I had originally planned a different topic for this week’s blog post, but I would be remiss if I didn’t use this time and space to share my experience at my primary care practitioner’s office today. I went in for my flu shot, not a big deal; I only spent about 10 minutes there. However, in those ten minutes I was paying particular attention to the nursing staff (don’t we all do that?) A young woman called my name and I followed her down the hall as she studied her clipboard - no eye contact, no hello, no smile, and no introduction. I also quickly noticed that while she was wearing scrubs, she did not have a name tag on, or anything identifying herself by name or role.

Off we went into a small room where another woman was working on her computer. There was no sink in the room. Just a desk with a pile of the CDC’s Influenza Vaccine fact sheets (not that it was offered to me); a cup of prefilled syringes and a cup of needles; a pile of alcohol swabs; and some other non-related items and pieces of equipment. I did notice on the wall a piece of paper with information about Guillain-Barre syndrome - definition, signs and symptoms, and prognosis. I’m not sure if it was placed there for the staff or for patients. In either case, there was no information offered about why it was posted there.

This staff member prepared my vaccine, the whole while her long hair swinging around. She put on gloves, asked me which arm I wanted the shot in (then approached my right arm after I replied “left”) and gave me the vaccine. A quick band-aid application and she handed me my “receipt.” No good-bye, smile, or any farewell greeting.

What has happened to common courtesy and manners? I won’t assume that this staff person was a nurse, but I’m sure that many other patients do and will. How can we promote a professional image of nursing when even a nurse herself (me!) feels this way after a quick visit?
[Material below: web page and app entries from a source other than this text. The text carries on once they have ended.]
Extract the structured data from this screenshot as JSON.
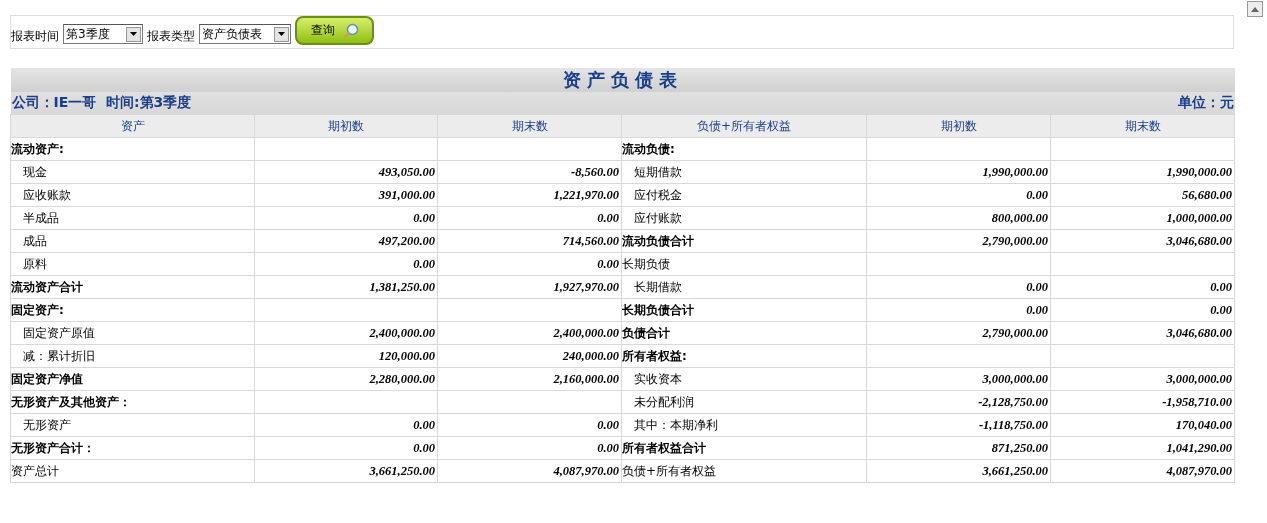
{
  "filters": {
    "period_label": "报表时间",
    "period_value": "第3季度",
    "type_label": "报表类型",
    "type_value": "资产负债表",
    "query_button": "查询"
  },
  "report": {
    "title": "资产负债表",
    "company": "公司：IE一哥  时间:第3季度",
    "unit": "单位：元",
    "columns": [
      "资产",
      "期初数",
      "期末数",
      "负债+所有者权益",
      "期初数",
      "期末数"
    ],
    "rows": [
      {
        "left": {
          "label": "流动资产:",
          "kind": "heading"
        },
        "right": {
          "label": "流动负债:",
          "kind": "heading"
        }
      },
      {
        "left": {
          "label": "现金",
          "kind": "item",
          "begin": "493,050.00",
          "end": "-8,560.00"
        },
        "right": {
          "label": "短期借款",
          "kind": "item",
          "begin": "1,990,000.00",
          "end": "1,990,000.00"
        }
      },
      {
        "left": {
          "label": "应收账款",
          "kind": "item",
          "begin": "391,000.00",
          "end": "1,221,970.00"
        },
        "right": {
          "label": "应付税金",
          "kind": "item",
          "begin": "0.00",
          "end": "56,680.00"
        }
      },
      {
        "left": {
          "label": "半成品",
          "kind": "item",
          "begin": "0.00",
          "end": "0.00"
        },
        "right": {
          "label": "应付账款",
          "kind": "item",
          "begin": "800,000.00",
          "end": "1,000,000.00"
        }
      },
      {
        "left": {
          "label": "成品",
          "kind": "item",
          "begin": "497,200.00",
          "end": "714,560.00"
        },
        "right": {
          "label": "流动负债合计",
          "kind": "total",
          "begin": "2,790,000.00",
          "end": "3,046,680.00"
        }
      },
      {
        "left": {
          "label": "原料",
          "kind": "item",
          "begin": "0.00",
          "end": "0.00"
        },
        "right": {
          "label": "长期负债",
          "kind": "plain"
        }
      },
      {
        "left": {
          "label": "流动资产合计",
          "kind": "total",
          "begin": "1,381,250.00",
          "end": "1,927,970.00"
        },
        "right": {
          "label": "长期借款",
          "kind": "item",
          "begin": "0.00",
          "end": "0.00"
        }
      },
      {
        "left": {
          "label": "固定资产:",
          "kind": "heading"
        },
        "right": {
          "label": "长期负债合计",
          "kind": "total",
          "begin": "0.00",
          "end": "0.00"
        }
      },
      {
        "left": {
          "label": "固定资产原值",
          "kind": "item",
          "begin": "2,400,000.00",
          "end": "2,400,000.00"
        },
        "right": {
          "label": "负债合计",
          "kind": "total",
          "begin": "2,790,000.00",
          "end": "3,046,680.00"
        }
      },
      {
        "left": {
          "label": "减：累计折旧",
          "kind": "item",
          "begin": "120,000.00",
          "end": "240,000.00"
        },
        "right": {
          "label": "所有者权益:",
          "kind": "heading"
        }
      },
      {
        "left": {
          "label": "固定资产净值",
          "kind": "total",
          "begin": "2,280,000.00",
          "end": "2,160,000.00"
        },
        "right": {
          "label": "实收资本",
          "kind": "item",
          "begin": "3,000,000.00",
          "end": "3,000,000.00"
        }
      },
      {
        "left": {
          "label": "无形资产及其他资产：",
          "kind": "heading"
        },
        "right": {
          "label": "未分配利润",
          "kind": "item",
          "begin": "-2,128,750.00",
          "end": "-1,958,710.00"
        }
      },
      {
        "left": {
          "label": "无形资产",
          "kind": "item",
          "begin": "0.00",
          "end": "0.00"
        },
        "right": {
          "label": "其中：本期净利",
          "kind": "item",
          "begin": "-1,118,750.00",
          "end": "170,040.00"
        }
      },
      {
        "left": {
          "label": "无形资产合计：",
          "kind": "total",
          "begin": "0.00",
          "end": "0.00"
        },
        "right": {
          "label": "所有者权益合计",
          "kind": "total",
          "begin": "871,250.00",
          "end": "1,041,290.00"
        }
      },
      {
        "left": {
          "label": "资产总计",
          "kind": "plain",
          "begin": "3,661,250.00",
          "end": "4,087,970.00"
        },
        "right": {
          "label": "负债+所有者权益",
          "kind": "plain",
          "begin": "3,661,250.00",
          "end": "4,087,970.00"
        }
      }
    ]
  }
}
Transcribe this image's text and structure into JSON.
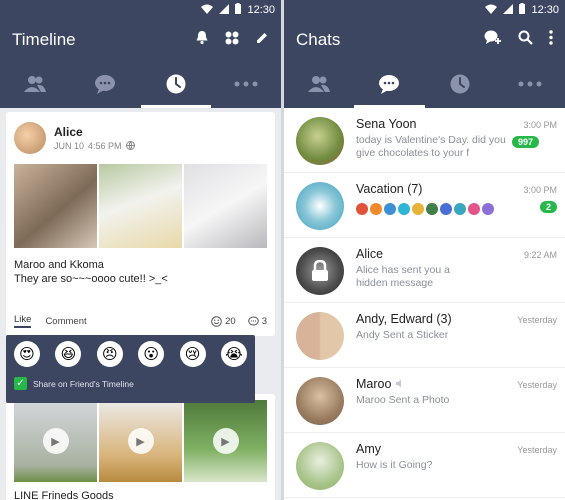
{
  "status_bar": {
    "time": "12:30"
  },
  "timeline": {
    "title": "Timeline",
    "post": {
      "author": "Alice",
      "date": "JUN 10",
      "time": "4:56 PM",
      "text_line1": "Maroo and Kkoma",
      "text_line2": "They are so~~~oooo cute!! >_<",
      "like_label": "Like",
      "comment_label": "Comment",
      "reaction_count": "20",
      "comment_count": "3"
    },
    "share_label": "Share on Friend's Timeline",
    "post2_text": "LINE Frineds Goods"
  },
  "chats": {
    "title": "Chats",
    "items": [
      {
        "name": "Sena Yoon",
        "time": "3:00 PM",
        "message": "today is Valentine's Day. did you give chocolates to your f",
        "badge": "997"
      },
      {
        "name": "Vacation (7)",
        "time": "3:00 PM",
        "message": "",
        "badge": "2"
      },
      {
        "name": "Alice",
        "time": "9:22 AM",
        "message": "Alice has sent you a hidden message",
        "badge": ""
      },
      {
        "name": "Andy, Edward (3)",
        "time": "Yesterday",
        "message": "Andy Sent a Sticker",
        "badge": ""
      },
      {
        "name": "Maroo",
        "time": "Yesterday",
        "message": "Maroo Sent a Photo",
        "badge": ""
      },
      {
        "name": "Amy",
        "time": "Yesterday",
        "message": "How is it Going?",
        "badge": ""
      }
    ]
  },
  "colors": {
    "header": "#3d4660",
    "badge": "#26b94a"
  }
}
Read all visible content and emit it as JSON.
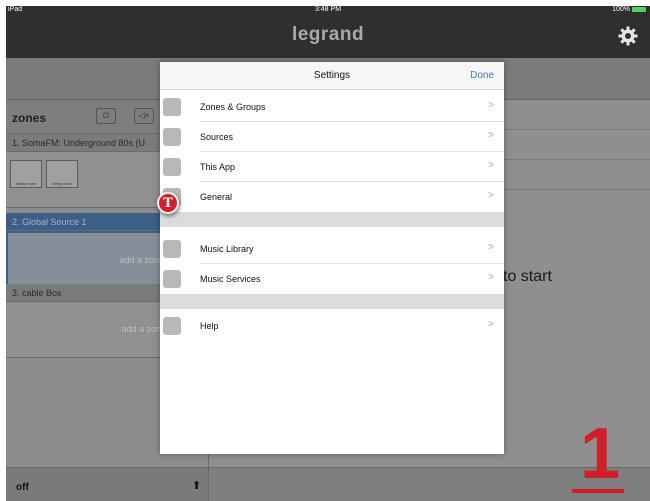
{
  "status": {
    "carrier": "iPad",
    "time": "3:48 PM",
    "battery": "100%"
  },
  "app": {
    "brand": "legrand"
  },
  "sidebar": {
    "title": "zones",
    "sources": [
      {
        "label": "1. SomaFM: Underground 80s (U",
        "zones": [
          "family room",
          "living room"
        ]
      },
      {
        "label": "2. Global Source 1",
        "hint": "add a zone to start"
      },
      {
        "label": "3. cable Box",
        "hint": "add a zone to start"
      }
    ],
    "footer": {
      "label": "off"
    }
  },
  "main": {
    "hint": "to start"
  },
  "settings": {
    "title": "Settings",
    "done": "Done",
    "items": [
      {
        "label": "Zones & Groups",
        "icon": "house-icon"
      },
      {
        "label": "Sources",
        "icon": "sources-icon"
      },
      {
        "label": "This App",
        "icon": "device-icon"
      },
      {
        "label": "General",
        "icon": "general-icon"
      },
      {
        "label": "Music Library",
        "icon": "music-note-icon"
      },
      {
        "label": "Music Services",
        "icon": "cloud-icon"
      },
      {
        "label": "Help",
        "icon": "help-icon"
      }
    ]
  },
  "annotation": {
    "marker": "T",
    "step": "1"
  },
  "colors": {
    "accent": "#3f7fc4",
    "marker": "#d01f2b",
    "selected_source": "#3d5f87"
  }
}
I may have shared this article with you before, New Nurse Notes: 7 tips to improve your professional etiquette, but I think it’s worth sharing again. Okay, I’ll say good-bye now (with a handshake and a smile!)